I experienced my first panic attack at the age of 20. It drove me into such a state of confusion and fear that I spent the evening in a hospital bed.
I began self-medicating with alcohol to curb the anxiety and in 2011 the wheels fell off. I was the lone survivor in a massive house fire, leaving a very close friend to perish. I was diagnosed as having generalized anxiety, PTSD, depression and panic disorder. I began having traumatic nightmares, reliving the fire. I couldn’t handle the anxiety, the fear and the nightmares and I began to rely more heavily on alcohol.

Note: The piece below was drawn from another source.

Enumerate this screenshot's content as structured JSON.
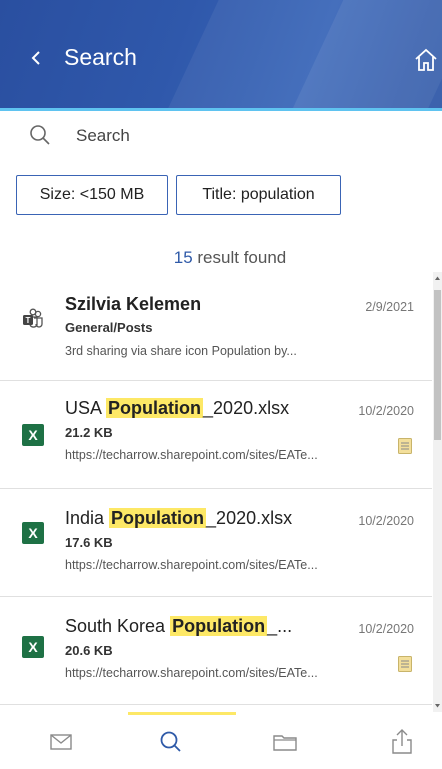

In January 2014 I hit an all-time low. My addiction was killing me and the fear was so overwhelming I rarely left my apartment. Concerned with my health, my family took me to multiple doctors, one of which was a neurologist. A scan of my brain revealed that my brain had atrophied and through years of alcohol abuse and intense stress it now resembled that of a man twice my age. My options were limited and my loved ones were desperate. A week later I checked myself into a drug and alcohol treatment hospital hoping that by some miracle I would be able to get and stay sober. I had no idea how much my life was about to change.
I was introduced to mindfulness meditation while in treatment. I held no regard for meditation and certainly didn’t understand why I had to practice it; “How is this going to help me stop drinking?” I didn’t know anything about mindfulness but after my first session I felt different, I felt less distracted and a little relief. I continued to practice while in treatment and upon returning home to New York City I made it part of my morning discipline.
While flipping through a psychology magazine, I came upon Headspace, and again my life would change in ways I couldn’t imagine. I began doing the exercises each morning right after I’d written out my gratitude list. The more disciplined I was, the more I understood the concepts. My ability to implement these ideas into my daily life improved and with it my life took flight.
It was two weeks ago that I returned to the same neurologist who had first examined me. This time I was sober. The atrophy was large and they feared that my brain was showing signs of muscular sclerosis or epilepsy. That was all the information I was given before they placed me in a metal tube for a 20-minute MRI of my brain. I was too preoccupied with everything to think of how I would react in this machine; I hadn’t had a panic attack in over a year but this was different. As the machine pulled me inside I began counting my breath from 1 to 10 and starting over. The machine creates noises that resemble the sounds of war: deep, repetitive sounds that reverberate in the heart. I didn’t judge the sounds in the moment. I just watched what was happening, tried my best to remember the lessons, and I kept breathing.
Last week I was given the results of my MRI. The atrophy had shrunk significantly and my brain is otherwise perfectly healthy. I have been sober for 14 months now and I have been practicing Headspace for most of this time. It has changed my way of thinking and being. I have replaced fear with positive thought and action, and I am helping others do the same.
My most sincere thanks,
Rhett Burch (@rhettburch)
The author of this post is an editorial contributor to Headspace. These are their views, experiences and results and theirs alone. This contributor was not paid for their writing.